▸ ASSIGNMENT
All that is asked is a faithful reproduction of the entries.

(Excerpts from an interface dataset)
-- Opening Marker --
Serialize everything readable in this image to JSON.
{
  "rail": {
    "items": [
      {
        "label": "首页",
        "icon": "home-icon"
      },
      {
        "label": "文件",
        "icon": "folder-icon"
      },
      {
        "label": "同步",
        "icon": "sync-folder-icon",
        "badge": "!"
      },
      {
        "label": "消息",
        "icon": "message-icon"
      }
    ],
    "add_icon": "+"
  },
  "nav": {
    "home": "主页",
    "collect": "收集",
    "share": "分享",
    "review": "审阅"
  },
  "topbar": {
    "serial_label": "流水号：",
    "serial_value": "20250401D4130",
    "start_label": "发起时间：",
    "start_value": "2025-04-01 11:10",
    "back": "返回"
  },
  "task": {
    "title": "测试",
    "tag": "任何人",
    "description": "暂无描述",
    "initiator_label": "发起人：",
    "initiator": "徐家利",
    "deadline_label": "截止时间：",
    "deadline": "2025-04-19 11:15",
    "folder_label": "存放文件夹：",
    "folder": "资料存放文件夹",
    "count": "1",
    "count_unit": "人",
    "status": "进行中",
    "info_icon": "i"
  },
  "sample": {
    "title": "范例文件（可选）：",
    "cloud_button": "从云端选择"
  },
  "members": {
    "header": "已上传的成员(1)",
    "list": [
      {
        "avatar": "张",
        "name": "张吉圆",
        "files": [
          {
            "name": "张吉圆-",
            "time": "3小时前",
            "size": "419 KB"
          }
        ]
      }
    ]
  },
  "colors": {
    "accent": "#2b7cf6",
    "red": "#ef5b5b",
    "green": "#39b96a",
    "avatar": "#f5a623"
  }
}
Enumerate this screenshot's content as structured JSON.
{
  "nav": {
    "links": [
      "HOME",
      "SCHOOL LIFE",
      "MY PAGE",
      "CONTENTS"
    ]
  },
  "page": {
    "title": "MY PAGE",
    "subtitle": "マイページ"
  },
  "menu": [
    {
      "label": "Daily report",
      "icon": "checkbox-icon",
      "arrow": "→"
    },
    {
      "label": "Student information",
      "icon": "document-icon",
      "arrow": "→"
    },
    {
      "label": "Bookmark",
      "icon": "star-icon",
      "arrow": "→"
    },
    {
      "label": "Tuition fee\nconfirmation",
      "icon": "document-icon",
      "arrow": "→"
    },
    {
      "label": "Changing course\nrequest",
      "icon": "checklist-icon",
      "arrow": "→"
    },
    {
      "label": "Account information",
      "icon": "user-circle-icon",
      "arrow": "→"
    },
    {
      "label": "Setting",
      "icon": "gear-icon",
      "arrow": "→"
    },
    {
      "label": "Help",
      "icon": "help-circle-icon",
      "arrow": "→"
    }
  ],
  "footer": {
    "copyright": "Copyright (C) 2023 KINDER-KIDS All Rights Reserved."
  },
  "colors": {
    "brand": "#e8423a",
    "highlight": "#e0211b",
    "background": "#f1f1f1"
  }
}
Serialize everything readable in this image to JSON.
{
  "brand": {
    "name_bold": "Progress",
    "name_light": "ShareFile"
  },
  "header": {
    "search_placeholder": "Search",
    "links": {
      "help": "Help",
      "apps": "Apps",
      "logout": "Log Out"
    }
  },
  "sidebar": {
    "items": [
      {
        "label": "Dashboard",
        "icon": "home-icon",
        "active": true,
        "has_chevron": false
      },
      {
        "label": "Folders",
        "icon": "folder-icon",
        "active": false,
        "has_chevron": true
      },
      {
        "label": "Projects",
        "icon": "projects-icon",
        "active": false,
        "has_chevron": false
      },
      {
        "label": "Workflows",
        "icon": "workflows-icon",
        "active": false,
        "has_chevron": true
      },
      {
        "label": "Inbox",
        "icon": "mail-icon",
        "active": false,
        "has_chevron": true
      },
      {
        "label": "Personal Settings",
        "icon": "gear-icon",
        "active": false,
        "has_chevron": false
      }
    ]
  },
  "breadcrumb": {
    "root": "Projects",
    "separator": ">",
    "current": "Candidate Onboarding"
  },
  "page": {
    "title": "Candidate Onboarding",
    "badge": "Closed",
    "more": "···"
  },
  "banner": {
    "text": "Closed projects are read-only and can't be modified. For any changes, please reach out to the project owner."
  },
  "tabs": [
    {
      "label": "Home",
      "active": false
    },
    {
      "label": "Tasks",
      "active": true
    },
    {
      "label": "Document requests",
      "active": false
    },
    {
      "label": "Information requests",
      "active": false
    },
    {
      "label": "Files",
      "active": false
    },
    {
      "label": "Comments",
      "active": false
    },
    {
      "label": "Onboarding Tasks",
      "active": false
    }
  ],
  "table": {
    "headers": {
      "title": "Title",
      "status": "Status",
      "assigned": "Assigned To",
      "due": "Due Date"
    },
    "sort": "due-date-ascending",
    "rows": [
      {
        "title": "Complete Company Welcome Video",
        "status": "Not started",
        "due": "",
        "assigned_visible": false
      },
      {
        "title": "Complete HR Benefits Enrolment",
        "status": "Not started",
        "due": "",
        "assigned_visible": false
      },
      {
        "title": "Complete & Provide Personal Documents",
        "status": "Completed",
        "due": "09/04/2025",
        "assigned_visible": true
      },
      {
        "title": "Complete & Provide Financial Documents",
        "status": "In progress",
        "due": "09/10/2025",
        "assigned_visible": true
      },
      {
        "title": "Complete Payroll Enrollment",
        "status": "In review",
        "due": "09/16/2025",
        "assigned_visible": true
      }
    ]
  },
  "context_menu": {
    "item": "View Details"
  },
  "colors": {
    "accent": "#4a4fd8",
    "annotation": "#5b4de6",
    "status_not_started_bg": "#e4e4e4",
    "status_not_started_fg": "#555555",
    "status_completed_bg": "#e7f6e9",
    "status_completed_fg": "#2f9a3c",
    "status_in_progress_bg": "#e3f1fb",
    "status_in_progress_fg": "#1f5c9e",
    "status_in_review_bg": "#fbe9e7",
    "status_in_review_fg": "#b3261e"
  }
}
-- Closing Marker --
▸ ANSWER
Serialize everything readable in this image to JSON.
{
  "rail": {
    "items": [
      {
        "label": "首页",
        "icon": "home-icon"
      },
      {
        "label": "文件",
        "icon": "folder-icon"
      },
      {
        "label": "同步",
        "icon": "sync-folder-icon",
        "badge": "!"
      },
      {
        "label": "消息",
        "icon": "message-icon"
      }
    ],
    "add_icon": "+"
  },
  "nav": {
    "home": "主页",
    "collect": "收集",
    "share": "分享",
    "review": "审阅"
  },
  "topbar": {
    "serial_label": "流水号：",
    "serial_value": "20250401D4130",
    "start_label": "发起时间：",
    "start_value": "2025-04-01 11:10",
    "back": "返回"
  },
  "task": {
    "title": "测试",
    "tag": "任何人",
    "description": "暂无描述",
    "initiator_label": "发起人：",
    "initiator": "徐家利",
    "deadline_label": "截止时间：",
    "deadline": "2025-04-19 11:15",
    "folder_label": "存放文件夹：",
    "folder": "资料存放文件夹",
    "count": "1",
    "count_unit": "人",
    "status": "进行中",
    "info_icon": "i"
  },
  "sample": {
    "title": "范例文件（可选）：",
    "cloud_button": "从云端选择"
  },
  "members": {
    "header": "已上传的成员(1)",
    "list": [
      {
        "avatar": "张",
        "name": "张吉圆",
        "files": [
          {
            "name": "张吉圆-",
            "time": "3小时前",
            "size": "419 KB"
          }
        ]
      }
    ]
  },
  "colors": {
    "accent": "#2b7cf6",
    "red": "#ef5b5b",
    "green": "#39b96a",
    "avatar": "#f5a623"
  }
}
Enumerate this screenshot's content as structured JSON.
{
  "nav": {
    "links": [
      "HOME",
      "SCHOOL LIFE",
      "MY PAGE",
      "CONTENTS"
    ]
  },
  "page": {
    "title": "MY PAGE",
    "subtitle": "マイページ"
  },
  "menu": [
    {
      "label": "Daily report",
      "icon": "checkbox-icon",
      "arrow": "→"
    },
    {
      "label": "Student information",
      "icon": "document-icon",
      "arrow": "→"
    },
    {
      "label": "Bookmark",
      "icon": "star-icon",
      "arrow": "→"
    },
    {
      "label": "Tuition fee\nconfirmation",
      "icon": "document-icon",
      "arrow": "→"
    },
    {
      "label": "Changing course\nrequest",
      "icon": "checklist-icon",
      "arrow": "→"
    },
    {
      "label": "Account information",
      "icon": "user-circle-icon",
      "arrow": "→"
    },
    {
      "label": "Setting",
      "icon": "gear-icon",
      "arrow": "→"
    },
    {
      "label": "Help",
      "icon": "help-circle-icon",
      "arrow": "→"
    }
  ],
  "footer": {
    "copyright": "Copyright (C) 2023 KINDER-KIDS All Rights Reserved."
  },
  "colors": {
    "brand": "#e8423a",
    "highlight": "#e0211b",
    "background": "#f1f1f1"
  }
}
Serialize everything readable in this image to JSON.
{
  "brand": {
    "name_bold": "Progress",
    "name_light": "ShareFile"
  },
  "header": {
    "search_placeholder": "Search",
    "links": {
      "help": "Help",
      "apps": "Apps",
      "logout": "Log Out"
    }
  },
  "sidebar": {
    "items": [
      {
        "label": "Dashboard",
        "icon": "home-icon",
        "active": true,
        "has_chevron": false
      },
      {
        "label": "Folders",
        "icon": "folder-icon",
        "active": false,
        "has_chevron": true
      },
      {
        "label": "Projects",
        "icon": "projects-icon",
        "active": false,
        "has_chevron": false
      },
      {
        "label": "Workflows",
        "icon": "workflows-icon",
        "active": false,
        "has_chevron": true
      },
      {
        "label": "Inbox",
        "icon": "mail-icon",
        "active": false,
        "has_chevron": true
      },
      {
        "label": "Personal Settings",
        "icon": "gear-icon",
        "active": false,
        "has_chevron": false
      }
    ]
  },
  "breadcrumb": {
    "root": "Projects",
    "separator": ">",
    "current": "Candidate Onboarding"
  },
  "page": {
    "title": "Candidate Onboarding",
    "badge": "Closed",
    "more": "···"
  },
  "banner": {
    "text": "Closed projects are read-only and can't be modified. For any changes, please reach out to the project owner."
  },
  "tabs": [
    {
      "label": "Home",
      "active": false
    },
    {
      "label": "Tasks",
      "active": true
    },
    {
      "label": "Document requests",
      "active": false
    },
    {
      "label": "Information requests",
      "active": false
    },
    {
      "label": "Files",
      "active": false
    },
    {
      "label": "Comments",
      "active": false
    },
    {
      "label": "Onboarding Tasks",
      "active": false
    }
  ],
  "table": {
    "headers": {
      "title": "Title",
      "status": "Status",
      "assigned": "Assigned To",
      "due": "Due Date"
    },
    "sort": "due-date-ascending",
    "rows": [
      {
        "title": "Complete Company Welcome Video",
        "status": "Not started",
        "due": "",
        "assigned_visible": false
      },
      {
        "title": "Complete HR Benefits Enrolment",
        "status": "Not started",
        "due": "",
        "assigned_visible": false
      },
      {
        "title": "Complete & Provide Personal Documents",
        "status": "Completed",
        "due": "09/04/2025",
        "assigned_visible": true
      },
      {
        "title": "Complete & Provide Financial Documents",
        "status": "In progress",
        "due": "09/10/2025",
        "assigned_visible": true
      },
      {
        "title": "Complete Payroll Enrollment",
        "status": "In review",
        "due": "09/16/2025",
        "assigned_visible": true
      }
    ]
  },
  "context_menu": {
    "item": "View Details"
  },
  "colors": {
    "accent": "#4a4fd8",
    "annotation": "#5b4de6",
    "status_not_started_bg": "#e4e4e4",
    "status_not_started_fg": "#555555",
    "status_completed_bg": "#e7f6e9",
    "status_completed_fg": "#2f9a3c",
    "status_in_progress_bg": "#e3f1fb",
    "status_in_progress_fg": "#1f5c9e",
    "status_in_review_bg": "#fbe9e7",
    "status_in_review_fg": "#b3261e"
  }
}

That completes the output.